-------- Provided records --------

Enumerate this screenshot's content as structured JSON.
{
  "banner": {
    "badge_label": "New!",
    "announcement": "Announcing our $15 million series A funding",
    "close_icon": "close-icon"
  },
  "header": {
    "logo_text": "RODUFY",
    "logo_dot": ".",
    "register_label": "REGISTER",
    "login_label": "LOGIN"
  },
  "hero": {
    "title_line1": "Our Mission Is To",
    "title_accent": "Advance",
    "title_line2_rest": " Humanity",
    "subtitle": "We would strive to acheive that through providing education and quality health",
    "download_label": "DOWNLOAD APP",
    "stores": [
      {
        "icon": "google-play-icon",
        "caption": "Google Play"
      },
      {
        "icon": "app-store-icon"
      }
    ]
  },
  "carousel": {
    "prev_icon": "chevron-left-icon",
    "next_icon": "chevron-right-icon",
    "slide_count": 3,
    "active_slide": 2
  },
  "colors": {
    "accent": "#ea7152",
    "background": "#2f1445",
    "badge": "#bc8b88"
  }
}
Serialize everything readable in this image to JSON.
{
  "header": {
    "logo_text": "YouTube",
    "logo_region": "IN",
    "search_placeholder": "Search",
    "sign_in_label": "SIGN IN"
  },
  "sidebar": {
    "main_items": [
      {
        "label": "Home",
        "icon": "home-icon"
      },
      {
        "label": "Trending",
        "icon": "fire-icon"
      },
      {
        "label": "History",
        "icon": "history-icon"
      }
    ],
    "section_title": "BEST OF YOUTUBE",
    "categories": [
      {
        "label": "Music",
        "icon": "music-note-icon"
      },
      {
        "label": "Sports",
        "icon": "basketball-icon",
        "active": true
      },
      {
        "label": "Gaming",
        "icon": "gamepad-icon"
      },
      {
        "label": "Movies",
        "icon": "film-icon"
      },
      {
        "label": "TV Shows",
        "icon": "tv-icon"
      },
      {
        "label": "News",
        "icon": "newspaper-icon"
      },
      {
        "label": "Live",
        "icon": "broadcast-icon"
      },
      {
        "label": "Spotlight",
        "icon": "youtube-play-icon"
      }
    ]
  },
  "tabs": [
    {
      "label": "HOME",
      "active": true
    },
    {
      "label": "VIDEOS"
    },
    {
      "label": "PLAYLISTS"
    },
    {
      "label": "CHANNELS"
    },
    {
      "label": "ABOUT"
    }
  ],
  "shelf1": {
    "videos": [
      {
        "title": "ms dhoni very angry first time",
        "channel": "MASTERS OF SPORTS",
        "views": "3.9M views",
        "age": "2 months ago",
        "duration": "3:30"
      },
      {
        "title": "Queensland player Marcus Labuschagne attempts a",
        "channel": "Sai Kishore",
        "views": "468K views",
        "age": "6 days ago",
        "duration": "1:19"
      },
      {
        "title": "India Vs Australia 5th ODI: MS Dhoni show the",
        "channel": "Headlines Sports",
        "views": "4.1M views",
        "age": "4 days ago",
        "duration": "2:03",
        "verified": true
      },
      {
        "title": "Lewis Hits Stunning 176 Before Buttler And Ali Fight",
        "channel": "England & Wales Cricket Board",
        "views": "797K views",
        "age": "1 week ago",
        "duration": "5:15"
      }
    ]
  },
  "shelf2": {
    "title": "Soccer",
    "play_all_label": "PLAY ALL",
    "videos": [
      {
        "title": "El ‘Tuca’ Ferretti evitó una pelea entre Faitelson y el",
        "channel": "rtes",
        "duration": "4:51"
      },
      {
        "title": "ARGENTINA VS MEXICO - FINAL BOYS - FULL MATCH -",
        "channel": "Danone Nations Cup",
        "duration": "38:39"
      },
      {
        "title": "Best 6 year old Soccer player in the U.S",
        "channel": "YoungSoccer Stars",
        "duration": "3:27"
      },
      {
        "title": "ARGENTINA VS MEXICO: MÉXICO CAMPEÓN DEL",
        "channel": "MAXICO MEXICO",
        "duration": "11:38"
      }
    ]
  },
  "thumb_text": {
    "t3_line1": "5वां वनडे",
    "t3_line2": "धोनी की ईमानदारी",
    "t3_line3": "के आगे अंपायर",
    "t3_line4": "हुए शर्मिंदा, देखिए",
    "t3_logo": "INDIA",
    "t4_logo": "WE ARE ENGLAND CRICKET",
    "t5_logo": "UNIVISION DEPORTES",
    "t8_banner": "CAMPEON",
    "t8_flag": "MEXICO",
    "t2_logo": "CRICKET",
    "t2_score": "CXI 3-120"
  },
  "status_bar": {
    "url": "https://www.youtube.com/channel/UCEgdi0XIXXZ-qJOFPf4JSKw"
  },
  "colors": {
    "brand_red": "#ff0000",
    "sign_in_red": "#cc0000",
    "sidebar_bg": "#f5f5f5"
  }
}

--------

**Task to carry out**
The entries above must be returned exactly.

**Result for this task**
Enumerate this screenshot's content as structured JSON.
{
  "banner": {
    "badge_label": "New!",
    "announcement": "Announcing our $15 million series A funding",
    "close_icon": "close-icon"
  },
  "header": {
    "logo_text": "RODUFY",
    "logo_dot": ".",
    "register_label": "REGISTER",
    "login_label": "LOGIN"
  },
  "hero": {
    "title_line1": "Our Mission Is To",
    "title_accent": "Advance",
    "title_line2_rest": " Humanity",
    "subtitle": "We would strive to acheive that through providing education and quality health",
    "download_label": "DOWNLOAD APP",
    "stores": [
      {
        "icon": "google-play-icon",
        "caption": "Google Play"
      },
      {
        "icon": "app-store-icon"
      }
    ]
  },
  "carousel": {
    "prev_icon": "chevron-left-icon",
    "next_icon": "chevron-right-icon",
    "slide_count": 3,
    "active_slide": 2
  },
  "colors": {
    "accent": "#ea7152",
    "background": "#2f1445",
    "badge": "#bc8b88"
  }
}
Serialize everything readable in this image to JSON.
{
  "header": {
    "logo_text": "YouTube",
    "logo_region": "IN",
    "search_placeholder": "Search",
    "sign_in_label": "SIGN IN"
  },
  "sidebar": {
    "main_items": [
      {
        "label": "Home",
        "icon": "home-icon"
      },
      {
        "label": "Trending",
        "icon": "fire-icon"
      },
      {
        "label": "History",
        "icon": "history-icon"
      }
    ],
    "section_title": "BEST OF YOUTUBE",
    "categories": [
      {
        "label": "Music",
        "icon": "music-note-icon"
      },
      {
        "label": "Sports",
        "icon": "basketball-icon",
        "active": true
      },
      {
        "label": "Gaming",
        "icon": "gamepad-icon"
      },
      {
        "label": "Movies",
        "icon": "film-icon"
      },
      {
        "label": "TV Shows",
        "icon": "tv-icon"
      },
      {
        "label": "News",
        "icon": "newspaper-icon"
      },
      {
        "label": "Live",
        "icon": "broadcast-icon"
      },
      {
        "label": "Spotlight",
        "icon": "youtube-play-icon"
      }
    ]
  },
  "tabs": [
    {
      "label": "HOME",
      "active": true
    },
    {
      "label": "VIDEOS"
    },
    {
      "label": "PLAYLISTS"
    },
    {
      "label": "CHANNELS"
    },
    {
      "label": "ABOUT"
    }
  ],
  "shelf1": {
    "videos": [
      {
        "title": "ms dhoni very angry first time",
        "channel": "MASTERS OF SPORTS",
        "views": "3.9M views",
        "age": "2 months ago",
        "duration": "3:30"
      },
      {
        "title": "Queensland player Marcus Labuschagne attempts a",
        "channel": "Sai Kishore",
        "views": "468K views",
        "age": "6 days ago",
        "duration": "1:19"
      },
      {
        "title": "India Vs Australia 5th ODI: MS Dhoni show the",
        "channel": "Headlines Sports",
        "views": "4.1M views",
        "age": "4 days ago",
        "duration": "2:03",
        "verified": true
      },
      {
        "title": "Lewis Hits Stunning 176 Before Buttler And Ali Fight",
        "channel": "England & Wales Cricket Board",
        "views": "797K views",
        "age": "1 week ago",
        "duration": "5:15"
      }
    ]
  },
  "shelf2": {
    "title": "Soccer",
    "play_all_label": "PLAY ALL",
    "videos": [
      {
        "title": "El ‘Tuca’ Ferretti evitó una pelea entre Faitelson y el",
        "channel": "rtes",
        "duration": "4:51"
      },
      {
        "title": "ARGENTINA VS MEXICO - FINAL BOYS - FULL MATCH -",
        "channel": "Danone Nations Cup",
        "duration": "38:39"
      },
      {
        "title": "Best 6 year old Soccer player in the U.S",
        "channel": "YoungSoccer Stars",
        "duration": "3:27"
      },
      {
        "title": "ARGENTINA VS MEXICO: MÉXICO CAMPEÓN DEL",
        "channel": "MAXICO MEXICO",
        "duration": "11:38"
      }
    ]
  },
  "thumb_text": {
    "t3_line1": "5वां वनडे",
    "t3_line2": "धोनी की ईमानदारी",
    "t3_line3": "के आगे अंपायर",
    "t3_line4": "हुए शर्मिंदा, देखिए",
    "t3_logo": "INDIA",
    "t4_logo": "WE ARE ENGLAND CRICKET",
    "t5_logo": "UNIVISION DEPORTES",
    "t8_banner": "CAMPEON",
    "t8_flag": "MEXICO",
    "t2_logo": "CRICKET",
    "t2_score": "CXI 3-120"
  },
  "status_bar": {
    "url": "https://www.youtube.com/channel/UCEgdi0XIXXZ-qJOFPf4JSKw"
  },
  "colors": {
    "brand_red": "#ff0000",
    "sign_in_red": "#cc0000",
    "sidebar_bg": "#f5f5f5"
  }
}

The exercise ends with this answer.